Filter the listing for lines containing "subtitle".

▼▼▼

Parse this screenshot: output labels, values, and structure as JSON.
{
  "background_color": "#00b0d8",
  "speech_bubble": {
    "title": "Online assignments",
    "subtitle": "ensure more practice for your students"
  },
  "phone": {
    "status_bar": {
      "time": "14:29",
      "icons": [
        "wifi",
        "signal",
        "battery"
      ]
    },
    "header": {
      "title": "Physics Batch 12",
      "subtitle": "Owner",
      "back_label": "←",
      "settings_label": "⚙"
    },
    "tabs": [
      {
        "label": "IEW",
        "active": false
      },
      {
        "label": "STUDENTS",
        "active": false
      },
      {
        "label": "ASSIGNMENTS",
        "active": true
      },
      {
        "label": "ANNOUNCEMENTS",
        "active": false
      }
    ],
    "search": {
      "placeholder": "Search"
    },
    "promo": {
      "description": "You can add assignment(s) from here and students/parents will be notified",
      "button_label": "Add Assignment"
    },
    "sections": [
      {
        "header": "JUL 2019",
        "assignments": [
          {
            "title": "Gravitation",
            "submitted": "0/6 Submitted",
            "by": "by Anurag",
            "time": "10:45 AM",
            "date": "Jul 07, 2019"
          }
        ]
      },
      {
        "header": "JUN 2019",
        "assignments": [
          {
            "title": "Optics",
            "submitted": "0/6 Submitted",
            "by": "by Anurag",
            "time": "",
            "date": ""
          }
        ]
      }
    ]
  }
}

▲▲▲

◆ Answer section:
    "subtitle": "ensure more practice for your students"
      "subtitle": "Owner",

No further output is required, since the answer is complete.